Real World DC had series’ lowest-rated finale, episodes ever, surprisingly accepted violence

The Real World DC concluded Wednesday night, and just 1.1 million people watched, which is “the smallest finale audience in the show’s 23-edition history,” according to The Washington Post. In addition, this season had “the three least-watched episodes ever,” and of “the six least watched ‘Real World’ episodes ever,” five were from this season.

That’s despite the unprecedented pre-season media attention, but perhaps this is because, as Jon Murray told RealScreen, this season was supposed to show a “different side of being 22″ and emphasize “that idealistic side.”

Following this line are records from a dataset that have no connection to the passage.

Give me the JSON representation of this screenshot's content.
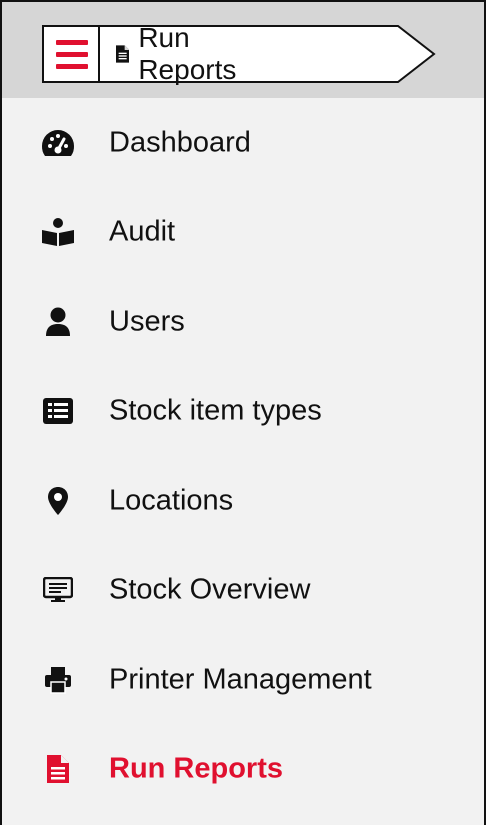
{
  "header": {
    "breadcrumb_label": "Run Reports",
    "menu_icon": "hamburger-menu-icon",
    "breadcrumb_icon": "file-text-icon"
  },
  "nav": {
    "items": [
      {
        "label": "Dashboard",
        "icon": "tachometer-icon"
      },
      {
        "label": "Audit",
        "icon": "audit-book-icon"
      },
      {
        "label": "Users",
        "icon": "user-icon"
      },
      {
        "label": "Stock item types",
        "icon": "list-alt-icon"
      },
      {
        "label": "Locations",
        "icon": "map-marker-icon"
      },
      {
        "label": "Stock Overview",
        "icon": "monitor-icon"
      },
      {
        "label": "Printer Management",
        "icon": "print-icon"
      },
      {
        "label": "Run Reports",
        "icon": "file-report-icon",
        "active": true
      }
    ]
  },
  "colors": {
    "accent": "#e0102f",
    "header_bg": "#d6d6d6",
    "panel_bg": "#f2f2f2"
  }
}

But while I didn’t watch the whole season, what I did see and what I’ve read about made it seem pretty consistent with previous seasons. Lisa de Moraes pointed out that during the finale, several cast members were “stripping off various items of clothing and running around the neighborhood, reminding the residents of Dupont Circle how much they’re going to miss these idealistic kids.”

Besides sex, there was also a lot of violence. Back in February, Best Week Ever’s Michelle Collins wrote a blog post titled “Remember When People Used To Get Kicked Off ‘The Real World’ For Abuse?”, pointing out that “The amount of physical confrontations that are happening this season are out of control.”

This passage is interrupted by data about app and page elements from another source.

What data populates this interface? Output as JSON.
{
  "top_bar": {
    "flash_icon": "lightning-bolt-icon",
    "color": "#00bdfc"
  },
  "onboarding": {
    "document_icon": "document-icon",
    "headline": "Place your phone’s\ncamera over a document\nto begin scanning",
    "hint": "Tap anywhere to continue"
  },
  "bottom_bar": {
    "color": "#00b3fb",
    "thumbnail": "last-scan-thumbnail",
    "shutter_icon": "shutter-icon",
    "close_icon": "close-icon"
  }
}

There don’t seem to be real consequences any more, and that’s apparently continuing into the 24th season, which is now being filmed in New Orleans. A cast member peed on another’s toothbrush causing illness, yet he stuck around.

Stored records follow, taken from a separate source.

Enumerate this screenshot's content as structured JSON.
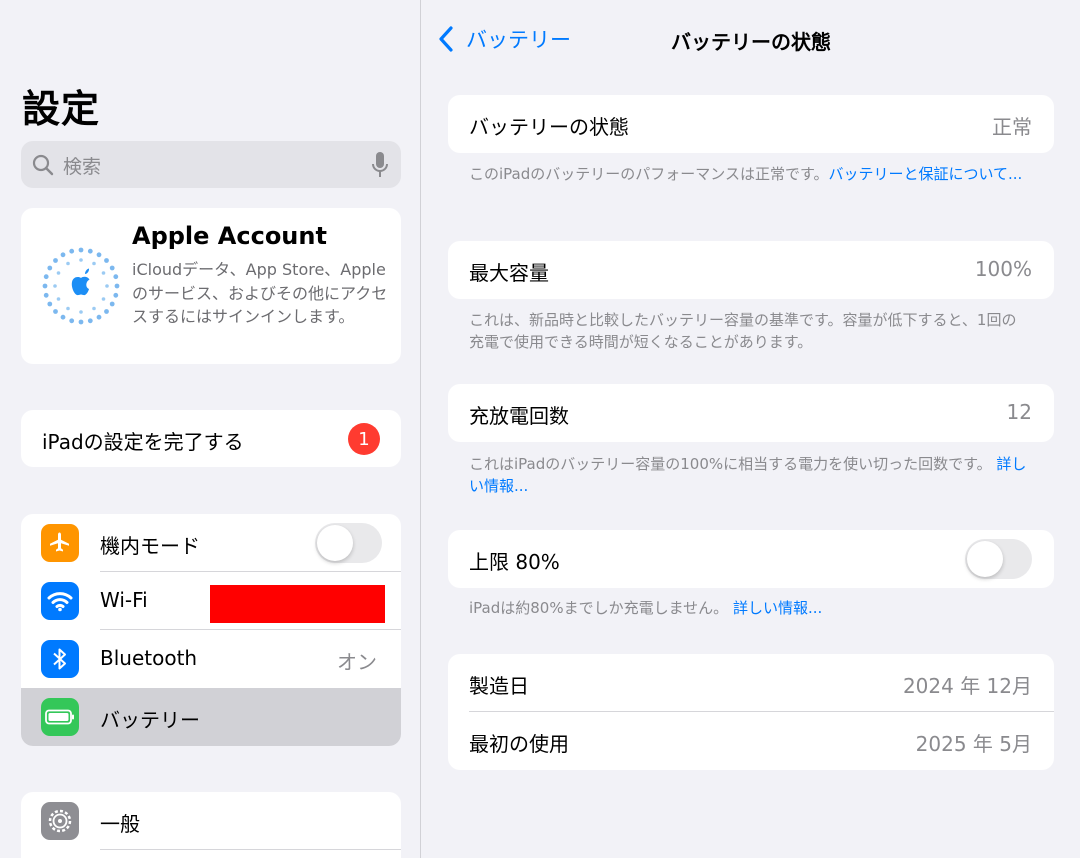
{
  "sidebar": {
    "title": "設定",
    "search": {
      "placeholder": "検索"
    },
    "account": {
      "name": "Apple Account",
      "description": "iCloudデータ、App Store、Appleのサービス、およびその他にアクセスするにはサインインします。"
    },
    "setup": {
      "label": "iPadの設定を完了する",
      "badge": "1"
    },
    "items": [
      {
        "label": "機内モード",
        "icon": "airplane-icon",
        "color": "#ff9500",
        "toggle_on": false
      },
      {
        "label": "Wi-Fi",
        "icon": "wifi-icon",
        "color": "#007aff",
        "value": ""
      },
      {
        "label": "Bluetooth",
        "icon": "bluetooth-icon",
        "color": "#007aff",
        "value": "オン"
      },
      {
        "label": "バッテリー",
        "icon": "battery-icon",
        "color": "#34c759",
        "selected": true
      }
    ],
    "general": {
      "label": "一般",
      "icon": "gear-icon",
      "color": "#8e8e93"
    }
  },
  "detail": {
    "back_label": "バッテリー",
    "title": "バッテリーの状態",
    "health": {
      "label": "バッテリーの状態",
      "value": "正常",
      "note": "このiPadのバッテリーのパフォーマンスは正常です。",
      "note_link": "バッテリーと保証について..."
    },
    "capacity": {
      "label": "最大容量",
      "value": "100%",
      "note": "これは、新品時と比較したバッテリー容量の基準です。容量が低下すると、1回の充電で使用できる時間が短くなることがあります。"
    },
    "cycles": {
      "label": "充放電回数",
      "value": "12",
      "note": "これはiPadのバッテリー容量の100%に相当する電力を使い切った回数です。",
      "note_link": "詳しい情報..."
    },
    "limit": {
      "label": "上限 80%",
      "toggle_on": false,
      "note": "iPadは約80%までしか充電しません。",
      "note_link": "詳しい情報..."
    },
    "manufacture": {
      "label": "製造日",
      "value": "2024 年 12月"
    },
    "first_use": {
      "label": "最初の使用",
      "value": "2025 年 5月"
    }
  },
  "colors": {
    "accent": "#007aff",
    "badge": "#ff3b30",
    "redaction": "#ff0000"
  }
}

In DC, most recently, Ty dropped Andrew over the edge of the balcony. He also punched a hole in the wall, and said “I will knock you the fuck out” before shoving Emily twice.

MTV named that episode during which Andrew was injured “Cheaters, Beaters and Pavement Eaters.” Ha! Pavement eaters! Injuries are so funny! Do you know what’s even funnier? Maybe something more dramatic–like rape or death! Maybe next season.

“The Real World D.C.” crashes and burns [Washington Post]
“Remember When People Used To Get Kicked Off ‘The Real World’ For Abuse?” [Best Week Ever]

Review: Married at First Sight

Marriage At First Sight

In an era of Tinder and Grindr, instant acceptance or dismissal of a potential partner, or instant sex with another body, Married at First Sight offers the thrill of watching strangers deal with the very basics of relationships.

Beyond the headline-grabbing premise, the series has turned out to be a stripped-down, authentic exploration of something very interesting. Read the full review.

about the writer

Andy Dehnart is a journalist who has covered reality television for more than 15 years and created reality blurred in 2000. A member of the Television Critics Association, his writing and criticism about television, culture, and media has appeared on NPR and in Playboy, Buzzfeed, and many other publications. Andy, 36, also directs the journalism program at Stetson University in Florida, where he teaches creative nonfiction and journalism. He has an M.F.A. in nonfiction writing and literature from Bennington College. More about reality blurred and Andy.